╭─ SOURCE RECORDS

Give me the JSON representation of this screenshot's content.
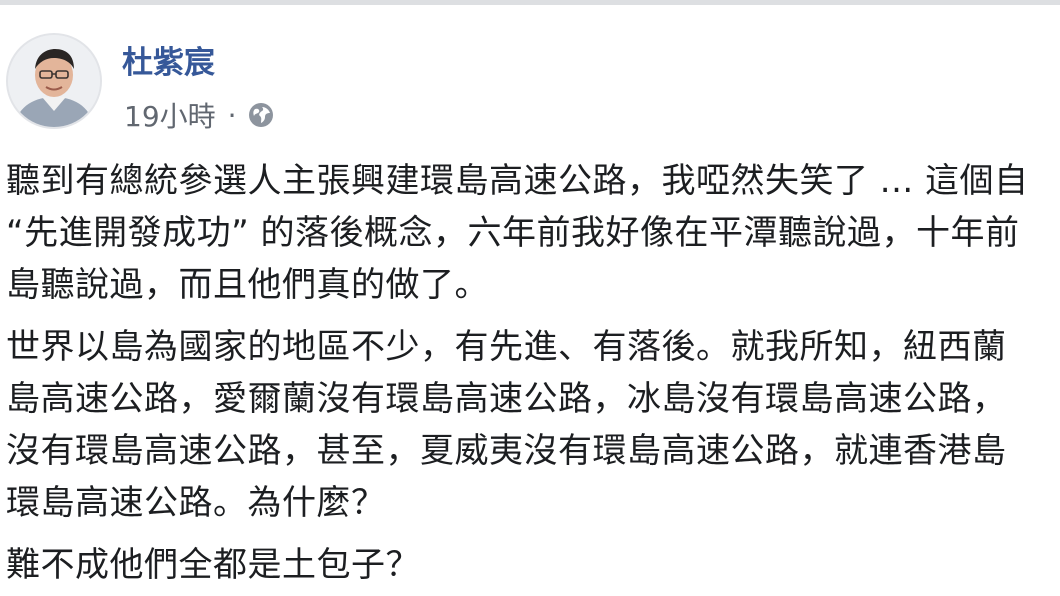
{
  "post": {
    "author": "杜紫宸",
    "timestamp": "19小時",
    "separator": "·",
    "privacy_icon": "globe-icon",
    "paragraphs": [
      {
        "lines": [
          "聽到有總統參選人主張興建環島高速公路，我啞然失笑了 ... 這個自",
          "“先進開發成功” 的落後概念，六年前我好像在平潭聽說過，十年前",
          "島聽說過，而且他們真的做了。"
        ]
      },
      {
        "lines": [
          "世界以島為國家的地區不少，有先進、有落後。就我所知，紐西蘭",
          "島高速公路，愛爾蘭沒有環島高速公路，冰島沒有環島高速公路，",
          "沒有環島高速公路，甚至，夏威夷沒有環島高速公路，就連香港島",
          "環島高速公路。為什麼？"
        ]
      },
      {
        "lines": [
          "難不成他們全都是土包子？"
        ]
      }
    ]
  }
}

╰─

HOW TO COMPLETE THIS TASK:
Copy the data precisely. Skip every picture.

EXPECTED OUTPUT:
Give me the JSON representation of this screenshot's content.
{
  "post": {
    "author": "杜紫宸",
    "timestamp": "19小時",
    "separator": "·",
    "privacy_icon": "globe-icon",
    "paragraphs": [
      {
        "lines": [
          "聽到有總統參選人主張興建環島高速公路，我啞然失笑了 ... 這個自",
          "“先進開發成功” 的落後概念，六年前我好像在平潭聽說過，十年前",
          "島聽說過，而且他們真的做了。"
        ]
      },
      {
        "lines": [
          "世界以島為國家的地區不少，有先進、有落後。就我所知，紐西蘭",
          "島高速公路，愛爾蘭沒有環島高速公路，冰島沒有環島高速公路，",
          "沒有環島高速公路，甚至，夏威夷沒有環島高速公路，就連香港島",
          "環島高速公路。為什麼？"
        ]
      },
      {
        "lines": [
          "難不成他們全都是土包子？"
        ]
      }
    ]
  }
}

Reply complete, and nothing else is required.